Yearning For Love
One of the 12-track album’s major themes — the yearning of romantic love and being fully open and surrendering to it — is advanced by album opener “Tides” in which she sings:
“I’m drowned in, in my surrounding, don’t want no one to surround me, only you ’cause you crowned me, you lift me up, keep my head above water when the tide is high, I been swimming with the sharks for a while, been a little while, been silly like a child, and I know I let you down, please come back around…”
For Shekinah, it’s important that her lover understands exactly how she feels. She is not afraid to communicate her feelings as they are, acknowledging how much she needs love. She goes as far as taking accountability for how she may have contributed to the decline or compromise of said love at times. “Not Safe (Intro)”, where she laments a love that feels like it’s slipping away, explores a similar sentiment.
What Shekhinah does incredibly well is present an outlook of love that considers both subjects in a relationship. On “Questions”, she asks:
“What happens if we let this start, we go too far and you just don’t feel it? What happens if you drop my heart, if it falls too hard and we just can’t put it back?”
She manages to capture the anxiety and uncertainty two people feel when they are at the threshold of love. In doing so, she acknowledges the fallibility of both parties in a relationship to hurt and disappoint each other — even though that was not their original intention. Her continued use of “we” throughout the song reinforces the idea of duality. “It’s intentional,” she explains. “I got to a point where I realised that I was writing only from one perspective, just mine. I feel like there are two sides to every story, but I really do think I was writing from a selfish perspective. Especially during the early stages of working on this album. I tried to introspect more and see how I could include another person’s perspective of the situation because we are both experiencing similar sentiments.”
Ever the hopeless romantic, Shekhinah is not shy to admit just how much she loves love. “Miserable”, where she declares how miserable she is without her lover, is the upbeat ode to being a sucker for love. “Fixate” featuring Bey T is another cut where she boldly declares her near-obsession for her significant other. “Wedding Song” is where her hopeless romanticism is taken to the max.
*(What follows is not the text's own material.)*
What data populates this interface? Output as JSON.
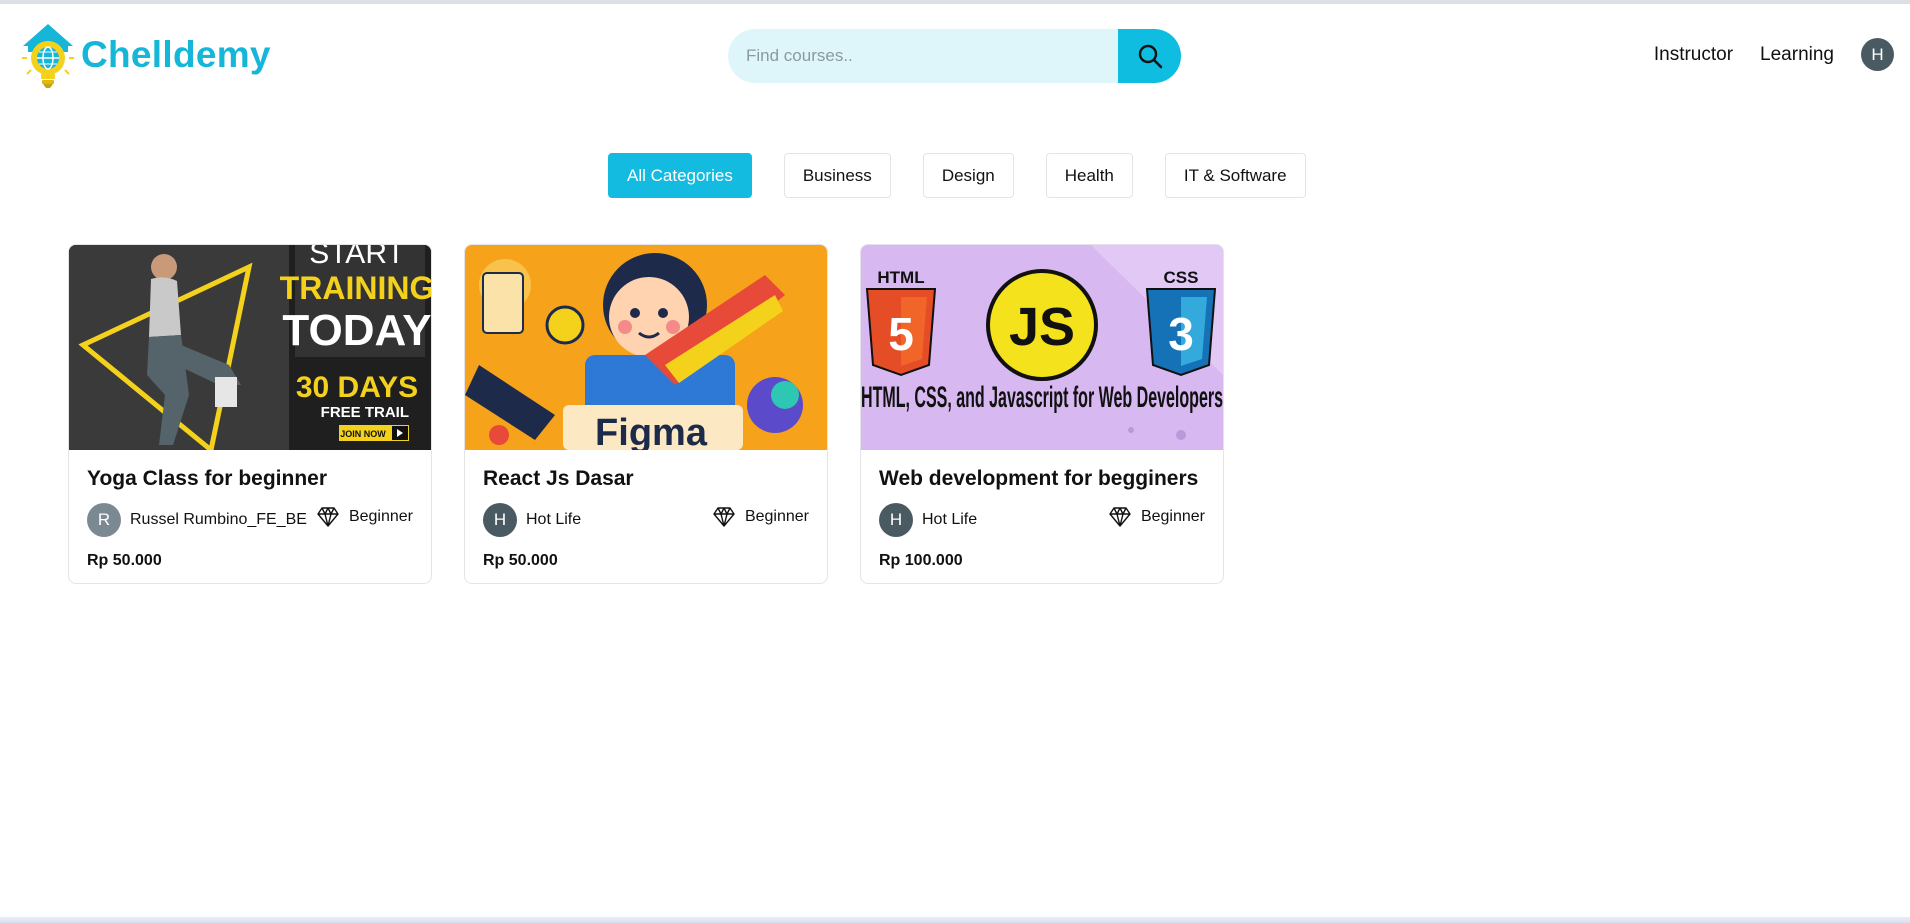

On the track, she talks about adoring her partner so much that she would want to marry them, even, in the next life.
Defining A New Direction
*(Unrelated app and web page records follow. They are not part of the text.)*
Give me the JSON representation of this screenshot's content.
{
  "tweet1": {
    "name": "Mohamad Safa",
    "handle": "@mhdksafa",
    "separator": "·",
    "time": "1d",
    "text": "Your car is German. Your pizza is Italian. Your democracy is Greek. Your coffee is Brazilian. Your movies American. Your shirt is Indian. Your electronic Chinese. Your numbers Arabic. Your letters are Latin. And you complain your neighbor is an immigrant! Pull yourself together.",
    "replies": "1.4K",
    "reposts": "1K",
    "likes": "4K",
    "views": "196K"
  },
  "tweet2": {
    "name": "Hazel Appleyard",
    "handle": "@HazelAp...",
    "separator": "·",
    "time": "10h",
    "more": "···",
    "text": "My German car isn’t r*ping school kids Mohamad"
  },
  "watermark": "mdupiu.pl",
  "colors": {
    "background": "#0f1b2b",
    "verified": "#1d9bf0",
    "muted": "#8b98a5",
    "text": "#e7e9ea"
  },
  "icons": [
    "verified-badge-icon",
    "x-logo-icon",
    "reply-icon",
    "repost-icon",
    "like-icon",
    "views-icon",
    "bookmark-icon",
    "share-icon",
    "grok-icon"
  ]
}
While the writing reveals a lot about Shekhinah, her musical choices also shed light on her prowess as a musician. The soundscapes she writes to compliment her vocal tone and timbre, an aspect that also stood out with Rose Gold. Similarly, Trouble In Paradise boasts incredible sonic compositions that blend perfectly with her vocal performance.
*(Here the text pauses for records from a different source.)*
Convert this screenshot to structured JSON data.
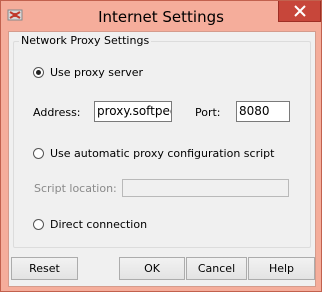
{
  "window": {
    "title": "Internet Settings",
    "icons": {
      "app": "app-logo-icon",
      "close": "close-icon"
    }
  },
  "group": {
    "label": "Network Proxy Settings"
  },
  "proxy": {
    "use_proxy_label": "Use proxy server",
    "use_proxy_checked": true,
    "address_label": "Address:",
    "address_value": "proxy.softpedia",
    "port_label": "Port:",
    "port_value": "8080",
    "auto_config_label": "Use automatic proxy configuration script",
    "auto_config_checked": false,
    "script_location_label": "Script location:",
    "script_location_value": "",
    "direct_label": "Direct connection",
    "direct_checked": false
  },
  "buttons": {
    "reset": "Reset",
    "ok": "OK",
    "cancel": "Cancel",
    "help": "Help"
  }
}
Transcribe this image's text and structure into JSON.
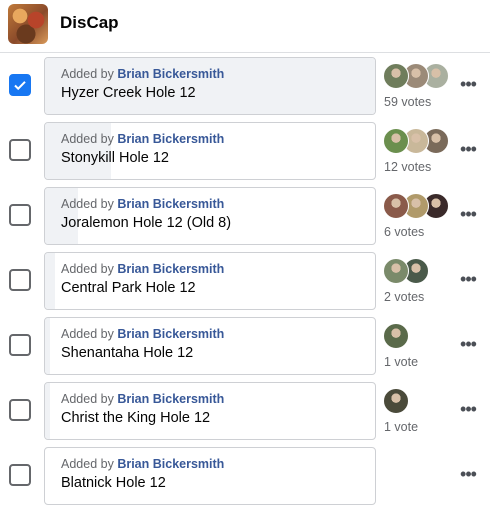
{
  "group": {
    "name": "DisCap"
  },
  "poll": {
    "added_by_prefix": "Added by",
    "options": [
      {
        "author": "Brian Bickersmith",
        "name": "Hyzer Creek Hole 12",
        "votes_label": "59 votes",
        "checked": true,
        "share": 1.0,
        "avatars": [
          {
            "color": "#6f7d5c"
          },
          {
            "color": "#9b8a78"
          },
          {
            "color": "#aab0a0"
          }
        ]
      },
      {
        "author": "Brian Bickersmith",
        "name": "Stonykill Hole 12",
        "votes_label": "12 votes",
        "checked": false,
        "share": 0.2,
        "avatars": [
          {
            "color": "#6b8f4e"
          },
          {
            "color": "#c9b89a"
          },
          {
            "color": "#7a6a5a"
          }
        ]
      },
      {
        "author": "Brian Bickersmith",
        "name": "Joralemon Hole 12 (Old 8)",
        "votes_label": "6 votes",
        "checked": false,
        "share": 0.1,
        "avatars": [
          {
            "color": "#8a5a4a"
          },
          {
            "color": "#b09a6a"
          },
          {
            "color": "#3a2a2a"
          }
        ]
      },
      {
        "author": "Brian Bickersmith",
        "name": "Central Park Hole 12",
        "votes_label": "2 votes",
        "checked": false,
        "share": 0.03,
        "avatars": [
          {
            "color": "#7a8a6a"
          },
          {
            "color": "#4a5a4a"
          }
        ]
      },
      {
        "author": "Brian Bickersmith",
        "name": "Shenantaha Hole 12",
        "votes_label": "1 vote",
        "checked": false,
        "share": 0.015,
        "avatars": [
          {
            "color": "#5a6a4a"
          }
        ]
      },
      {
        "author": "Brian Bickersmith",
        "name": "Christ the King Hole 12",
        "votes_label": "1 vote",
        "checked": false,
        "share": 0.015,
        "avatars": [
          {
            "color": "#4a4a3a"
          }
        ]
      },
      {
        "author": "Brian Bickersmith",
        "name": "Blatnick Hole 12",
        "votes_label": "",
        "checked": false,
        "share": 0.0,
        "avatars": []
      }
    ]
  },
  "more_icon": "more-horizontal-icon",
  "accent_color": "#1877f2"
}
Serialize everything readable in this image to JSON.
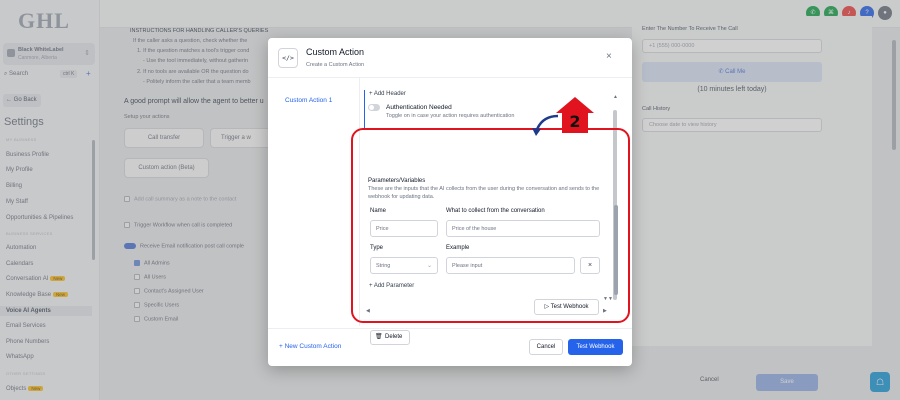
{
  "logo": "GHL",
  "account": {
    "name": "Black WhiteLabel",
    "location": "Canmore, Alberta"
  },
  "search": {
    "label": "Search",
    "shortcut": "ctrl K"
  },
  "go_back": "← Go Back",
  "settings_title": "Settings",
  "nav": {
    "section_my_business": "MY BUSINESS",
    "business_profile": "Business Profile",
    "my_profile": "My Profile",
    "billing": "Billing",
    "my_staff": "My Staff",
    "opportunities": "Opportunities & Pipelines",
    "section_business_services": "BUSINESS SERVICES",
    "automation": "Automation",
    "calendars": "Calendars",
    "conversation_ai": "Conversation AI",
    "knowledge_base": "Knowledge Base",
    "voice_ai_agents": "Voice AI Agents",
    "email_services": "Email Services",
    "phone_numbers": "Phone Numbers",
    "whatsapp": "WhatsApp",
    "section_other": "OTHER SETTINGS",
    "objects": "Objects",
    "new_badge": "New"
  },
  "background": {
    "instructions_title": "INSTRUCTIONS FOR HANDLING CALLER'S QUERIES",
    "line1": "If the caller asks a question, check whether the",
    "line2": "1. If the question matches a tool's trigger cond",
    "line3": "- Use the tool immediately, without gatherin",
    "line4": "2. If no tools are available OR the question do",
    "line5": "- Politely inform the caller that a team memb",
    "good_prompt": "A good prompt will allow the agent to better u",
    "setup_actions": "Setup your actions",
    "call_transfer": "Call transfer",
    "trigger_w": "Trigger a w",
    "custom_action_beta": "Custom action (Beta)",
    "add_call_summary": "Add call summary as a note to the contact",
    "trigger_workflow": "Trigger Workflow when call is completed",
    "receive_email": "Receive Email notification post call comple",
    "all_admins": "All Admins",
    "all_users": "All Users",
    "contact_assigned": "Contact's Assigned User",
    "specific_users": "Specific Users",
    "custom_email": "Custom Email",
    "enter_number_label": "Enter The Number To Receive The Call",
    "phone_placeholder": "+1 (555) 000-0000",
    "call_me": "Call Me",
    "minutes_left": "(10 minutes left today)",
    "call_history": "Call History",
    "date_placeholder": "Choose date to view history",
    "cancel": "Cancel",
    "save": "Save"
  },
  "modal": {
    "title": "Custom Action",
    "subtitle": "Create a Custom Action",
    "side_item": "Custom Action 1",
    "add_header": "+ Add Header",
    "auth_label": "Authentication Needed",
    "auth_desc": "Toggle on in case your action requires authentication",
    "params_title": "Parameters/Variables",
    "params_desc": "These are the inputs that the AI collects from the user during the conversation and sends to the webhook for updating data.",
    "col_name": "Name",
    "col_collect": "What to collect from the conversation",
    "name_placeholder": "Price",
    "collect_placeholder": "Price of the house",
    "col_type": "Type",
    "col_example": "Example",
    "type_value": "String",
    "example_placeholder": "Please input",
    "add_parameter": "+ Add Parameter",
    "test_webhook_inline": "Test Webhook",
    "delete": "Delete",
    "new_custom_action": "+ New Custom Action",
    "cancel": "Cancel",
    "test_webhook": "Test Webhook"
  },
  "annotation": {
    "step_number": "2",
    "color": "#e0131f"
  },
  "colors": {
    "primary": "#2563eb",
    "annotation": "#e0131f"
  }
}
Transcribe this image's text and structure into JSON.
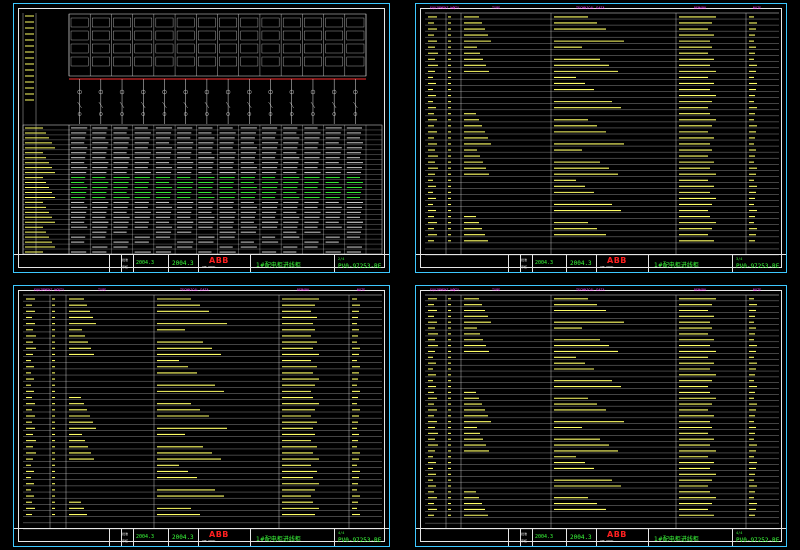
{
  "colors": {
    "sheet_border": "#3dc8ff",
    "frame": "#e6e6e6",
    "header_text": "#ff40ff",
    "title_text": "#3bff3b",
    "logo": "#ff2020",
    "table_text": "#ffff66",
    "data_text": "#3bff3b"
  },
  "sheets": [
    {
      "titleblock": {
        "logo": "ABB",
        "logo_sub": "ABB CHINA",
        "date": "2004.3",
        "project": "1#配电柜进线柜",
        "drawing_no": "PV0-97253-RE",
        "sheet_no": "2/4",
        "approved_label": "批准",
        "checked_label": "审核"
      }
    },
    {
      "headers": [
        "EQUIPMENT NO",
        "QTY",
        "TYPE",
        "TECHNICAL DATA",
        "REMARK",
        "NOTE"
      ],
      "titleblock": {
        "logo": "ABB",
        "logo_sub": "ABB CHINA",
        "date": "2004.3",
        "project": "1#配电柜进线柜",
        "drawing_no": "PV0-97253-RE",
        "sheet_no": "3/4",
        "approved_label": "批准",
        "checked_label": "审核"
      }
    },
    {
      "headers": [
        "EQUIPMENT NO",
        "QTY",
        "TYPE",
        "TECHNICAL DATA",
        "REMARK",
        "NOTE"
      ],
      "titleblock": {
        "logo": "ABB",
        "logo_sub": "ABB CHINA",
        "date": "2004.3",
        "project": "1#配电柜进线柜",
        "drawing_no": "PV0-97253-RE",
        "sheet_no": "4/4",
        "approved_label": "批准",
        "checked_label": "审核"
      }
    },
    {
      "headers": [
        "EQUIPMENT NO",
        "QTY",
        "TYPE",
        "TECHNICAL DATA",
        "REMARK",
        "NOTE"
      ],
      "titleblock": {
        "logo": "ABB",
        "logo_sub": "ABB CHINA",
        "date": "2004.3",
        "project": "1#配电柜进线柜",
        "drawing_no": "PV0-97252-RE",
        "sheet_no": "4/4",
        "approved_label": "批准",
        "checked_label": "审核"
      }
    }
  ]
}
The production on the album is handled predominantly by Michael Goofy Morare, who produces all but three songs. Goofy, a producer, engineer and pianist in Shekhinah’s live band also worked on Rose Gold.
“It was just easy and convenient to work with him. We work so well together. He’s really efficient and is someone who’s nice to be in the studio with. Even the songs produced by other people on the album were all engineered by him,” Shekhinah says about Goofy. The album’s soundscape draws from a variety of electro-centric sounds — the Kaskade-esque “Miserable” and “Insecure” — to ballads underscored by hazy synths and percussions — the Una Rams assisted “Pick-Up” and “Tides” — as well as volleys of drums that dominate a track like “Wedding Song”.
Even though Trouble in Paradise may not give birth to mammoth hits like Rose Gold did, it is truly the definitive Shekhinah album. Echoing these sentiments, she expounds, “I think there’s so much more to having big stadium status hits. At first, that’s what you want when you’re trying to break into the industry. I don’t think that’s what I want anymore.”